During the General Assembly of 1998 in Rome, the Visitors, Vice-Visitors and Regional Superiors of Africa and Madagascar met several times. Their exchanges essentially focused on the possibility of organizing either an Internal Seminary or an inter-African theologate, according to the propositions of the meeting of formators of Addis Ababa of 1997, without reaching a satisfactory solution. The interested Visitors preferred to move slowly, for the moment did not seem right.
The next meeting of formators would be asked to reflect about a common Internal Seminary program in Africa and Madagascar that each province would follow in its own formation program. Moreover, they were committed to support the partial initiatives taking place (or which might take place) in this domain and intended, for example, to exchange formators and students among the provinces. Ongoing formation was also taken into consideration. Several confreres desired a structure like CIF, but more modest, for Africa and Madagascar.
The Visitors also discussed their experiences of developing collaboration among provinces. At the same time they wished to see these experiences multiply and intensify. Finally, they reconsidered the executive council of COVIAM, offering the presidency to Fr. Urban Osuji and the vice-presidency to Fr. Girmay Abraha.
During this assembly, we were given the opportunity to try to draw up a balance sheet of the last ten years. If I can give my own point of view, I think that even if the objectives of COVIAM are still far from being reached, we have made some progress. Contacts among the Vincentians of Africa and Madagascar are increasing. Visitors and formators meet regularly and, therefore, we know each other much better than at the beginning of the 1990s. The Province of Congo would propose, during this assembly, other meetings of interest to Vincentians who work with the Vincentian Family. The initiatives of collaboration continue to develop. Some are already being accomplished, others should be established in the near future, and still others are being studied. The more frequent use of Internet and e-mail even in Africa will facilitate, in the days to come, news exchange and will bring us closer to one another. Although the attempts to establish an inter-African theologate or a common Internal Seminary for all the provinces have not been realized, I am convinced that we will not give up. On the contrary, we should go on thinking together. Perhaps we shall set a structure for Vincentian formators like CIF, an idea already suggested during the last General Assembly in 1998, and which our province intends to consider again under the supervision of Visitors, Vice-Visitors and Regional Superiors present here.

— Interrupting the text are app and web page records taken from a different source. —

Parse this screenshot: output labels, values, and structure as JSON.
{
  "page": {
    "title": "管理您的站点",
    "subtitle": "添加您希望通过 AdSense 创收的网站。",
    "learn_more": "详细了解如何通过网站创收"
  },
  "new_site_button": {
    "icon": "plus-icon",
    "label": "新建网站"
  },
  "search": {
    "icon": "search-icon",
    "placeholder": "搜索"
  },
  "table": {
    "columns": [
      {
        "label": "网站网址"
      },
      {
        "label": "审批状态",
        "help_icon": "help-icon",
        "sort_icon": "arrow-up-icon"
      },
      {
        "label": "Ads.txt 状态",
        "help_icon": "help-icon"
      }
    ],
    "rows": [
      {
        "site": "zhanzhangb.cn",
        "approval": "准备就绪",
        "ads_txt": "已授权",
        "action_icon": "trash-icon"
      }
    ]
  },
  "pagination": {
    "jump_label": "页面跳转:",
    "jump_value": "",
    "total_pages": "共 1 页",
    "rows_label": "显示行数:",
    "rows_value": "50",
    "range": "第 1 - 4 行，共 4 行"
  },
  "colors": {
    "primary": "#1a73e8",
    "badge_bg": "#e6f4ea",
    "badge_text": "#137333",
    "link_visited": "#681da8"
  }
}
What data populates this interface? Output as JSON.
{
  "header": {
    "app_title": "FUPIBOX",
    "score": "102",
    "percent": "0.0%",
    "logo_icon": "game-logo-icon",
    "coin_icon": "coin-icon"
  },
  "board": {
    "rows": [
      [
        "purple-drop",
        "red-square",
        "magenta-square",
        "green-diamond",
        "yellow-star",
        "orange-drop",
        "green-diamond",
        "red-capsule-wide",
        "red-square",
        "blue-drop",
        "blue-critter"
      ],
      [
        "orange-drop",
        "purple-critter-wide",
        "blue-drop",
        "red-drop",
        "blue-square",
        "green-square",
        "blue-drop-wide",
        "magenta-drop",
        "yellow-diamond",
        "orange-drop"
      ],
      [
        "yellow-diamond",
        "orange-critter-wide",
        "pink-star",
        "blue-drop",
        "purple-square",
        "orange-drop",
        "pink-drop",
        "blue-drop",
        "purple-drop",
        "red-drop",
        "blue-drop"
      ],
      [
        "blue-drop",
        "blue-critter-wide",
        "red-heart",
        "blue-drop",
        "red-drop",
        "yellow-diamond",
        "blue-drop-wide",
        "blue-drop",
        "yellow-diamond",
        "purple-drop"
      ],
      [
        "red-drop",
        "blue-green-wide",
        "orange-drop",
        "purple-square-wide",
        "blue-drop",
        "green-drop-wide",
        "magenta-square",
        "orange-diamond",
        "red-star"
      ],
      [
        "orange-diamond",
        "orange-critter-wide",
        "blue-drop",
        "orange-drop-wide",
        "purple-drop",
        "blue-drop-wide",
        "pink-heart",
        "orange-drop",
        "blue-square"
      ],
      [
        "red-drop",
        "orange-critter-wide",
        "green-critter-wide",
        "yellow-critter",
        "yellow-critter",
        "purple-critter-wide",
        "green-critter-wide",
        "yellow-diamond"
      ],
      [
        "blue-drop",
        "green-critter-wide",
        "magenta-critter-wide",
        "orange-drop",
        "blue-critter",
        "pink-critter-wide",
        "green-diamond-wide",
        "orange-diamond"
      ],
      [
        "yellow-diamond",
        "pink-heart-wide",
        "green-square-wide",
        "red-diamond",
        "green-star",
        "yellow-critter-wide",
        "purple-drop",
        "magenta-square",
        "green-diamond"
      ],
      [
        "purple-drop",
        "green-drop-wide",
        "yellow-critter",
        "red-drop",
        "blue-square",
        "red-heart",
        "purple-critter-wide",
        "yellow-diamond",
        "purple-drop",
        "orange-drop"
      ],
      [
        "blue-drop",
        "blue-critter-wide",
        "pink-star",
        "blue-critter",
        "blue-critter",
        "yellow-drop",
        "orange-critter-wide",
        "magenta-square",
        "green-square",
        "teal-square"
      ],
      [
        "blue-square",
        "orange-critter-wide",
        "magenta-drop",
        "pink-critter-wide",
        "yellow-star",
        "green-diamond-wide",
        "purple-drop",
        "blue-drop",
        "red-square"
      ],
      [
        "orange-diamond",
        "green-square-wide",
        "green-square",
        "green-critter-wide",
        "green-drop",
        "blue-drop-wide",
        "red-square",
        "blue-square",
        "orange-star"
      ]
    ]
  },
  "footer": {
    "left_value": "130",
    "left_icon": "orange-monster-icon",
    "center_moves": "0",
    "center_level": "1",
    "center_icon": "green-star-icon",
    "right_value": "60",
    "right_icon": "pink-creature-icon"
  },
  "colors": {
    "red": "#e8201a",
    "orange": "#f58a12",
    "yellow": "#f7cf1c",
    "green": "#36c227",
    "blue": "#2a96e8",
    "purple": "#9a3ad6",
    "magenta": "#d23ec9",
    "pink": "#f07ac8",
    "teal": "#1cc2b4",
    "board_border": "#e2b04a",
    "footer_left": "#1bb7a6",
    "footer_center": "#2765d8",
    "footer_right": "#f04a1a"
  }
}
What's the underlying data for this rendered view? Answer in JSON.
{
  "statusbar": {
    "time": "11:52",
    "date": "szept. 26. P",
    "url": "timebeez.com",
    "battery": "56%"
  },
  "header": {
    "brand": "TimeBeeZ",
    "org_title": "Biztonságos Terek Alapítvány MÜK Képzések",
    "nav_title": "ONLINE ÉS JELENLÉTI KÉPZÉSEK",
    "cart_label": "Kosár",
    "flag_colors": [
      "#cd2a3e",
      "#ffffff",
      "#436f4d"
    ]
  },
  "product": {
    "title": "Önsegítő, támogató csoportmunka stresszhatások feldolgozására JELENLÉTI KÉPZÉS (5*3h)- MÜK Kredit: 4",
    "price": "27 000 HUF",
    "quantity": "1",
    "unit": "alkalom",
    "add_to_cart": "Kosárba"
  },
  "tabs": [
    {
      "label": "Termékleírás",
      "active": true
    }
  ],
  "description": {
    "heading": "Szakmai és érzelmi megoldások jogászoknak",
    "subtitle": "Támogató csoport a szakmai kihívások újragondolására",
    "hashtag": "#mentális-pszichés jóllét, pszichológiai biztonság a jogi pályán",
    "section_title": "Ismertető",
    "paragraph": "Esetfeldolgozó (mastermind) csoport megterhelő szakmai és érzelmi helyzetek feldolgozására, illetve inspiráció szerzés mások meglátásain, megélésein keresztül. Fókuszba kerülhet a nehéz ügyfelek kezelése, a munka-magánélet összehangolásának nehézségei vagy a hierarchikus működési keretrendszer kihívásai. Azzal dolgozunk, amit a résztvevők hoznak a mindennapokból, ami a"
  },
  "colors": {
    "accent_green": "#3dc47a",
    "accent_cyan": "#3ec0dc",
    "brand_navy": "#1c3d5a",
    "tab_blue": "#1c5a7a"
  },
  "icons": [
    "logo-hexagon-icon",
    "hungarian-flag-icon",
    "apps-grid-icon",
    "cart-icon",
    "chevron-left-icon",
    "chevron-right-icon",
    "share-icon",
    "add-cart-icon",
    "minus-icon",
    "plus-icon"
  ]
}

* This conference was given in Enugu (Nigeria), at a meeting of COVIAM (2-6 May 2000), by Fr. Janusz Zwolinski, at that time, Visitor of Congo and president of COVIAM. The current president of this Conference of Visitors is Fr. Dominique Iyolo, Visitor of Congo. Those interested in reading information about COVIAM since 2000 can consult editions of Nuntia: March 2002, July-August 2001, June 2001, July-August 2000, May 2000.